[Data to process]:
**********

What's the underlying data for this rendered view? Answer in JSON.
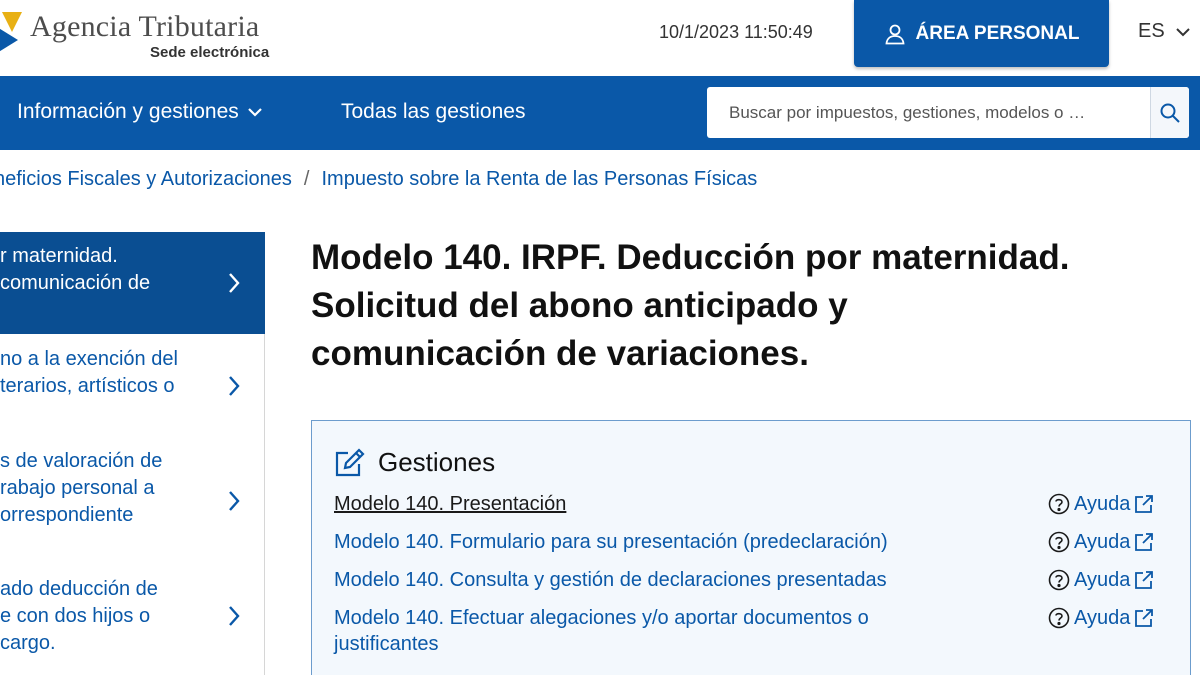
{
  "header": {
    "brand_title": "Agencia Tributaria",
    "brand_subtitle": "Sede electrónica",
    "datetime": "10/1/2023 11:50:49",
    "area_personal_label": "ÁREA PERSONAL",
    "language": "ES"
  },
  "nav": {
    "info_label": "Información y gestiones",
    "todas_label": "Todas las gestiones",
    "search_placeholder": "Buscar por impuestos, gestiones, modelos o …"
  },
  "breadcrumb": {
    "item1": "neficios Fiscales y Autorizaciones",
    "separator": "/",
    "item2": "Impuesto sobre la Renta de las Personas Físicas"
  },
  "sidebar": {
    "items": [
      {
        "lines": [
          "r maternidad.",
          "comunicación de"
        ]
      },
      {
        "lines": [
          "no a la exención del",
          "terarios, artísticos o"
        ]
      },
      {
        "lines": [
          "s de valoración de",
          "rabajo personal a",
          "orrespondiente"
        ]
      },
      {
        "lines": [
          "ado deducción de",
          "e con dos hijos o",
          " cargo."
        ]
      }
    ]
  },
  "main": {
    "title_lines": [
      "Modelo 140. IRPF. Deducción por maternidad.",
      "Solicitud del abono anticipado y",
      "comunicación de variaciones."
    ]
  },
  "gestiones": {
    "heading": "Gestiones",
    "help_label": "Ayuda",
    "rows": [
      {
        "lines": [
          "Modelo 140. Presentación"
        ]
      },
      {
        "lines": [
          "Modelo 140. Formulario para su presentación (predeclaración)"
        ]
      },
      {
        "lines": [
          "Modelo 140. Consulta y gestión de declaraciones presentadas"
        ]
      },
      {
        "lines": [
          "Modelo 140. Efectuar alegaciones y/o aportar documentos o",
          "justificantes"
        ]
      }
    ]
  },
  "colors": {
    "brand_blue": "#0a58a8",
    "sidebar_active": "#0a4e92",
    "box_bg": "#f3f8fd"
  }
}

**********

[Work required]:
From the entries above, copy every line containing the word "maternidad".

[Expected answer]:
          "r maternidad.",
      "Modelo 140. IRPF. Deducción por maternidad.",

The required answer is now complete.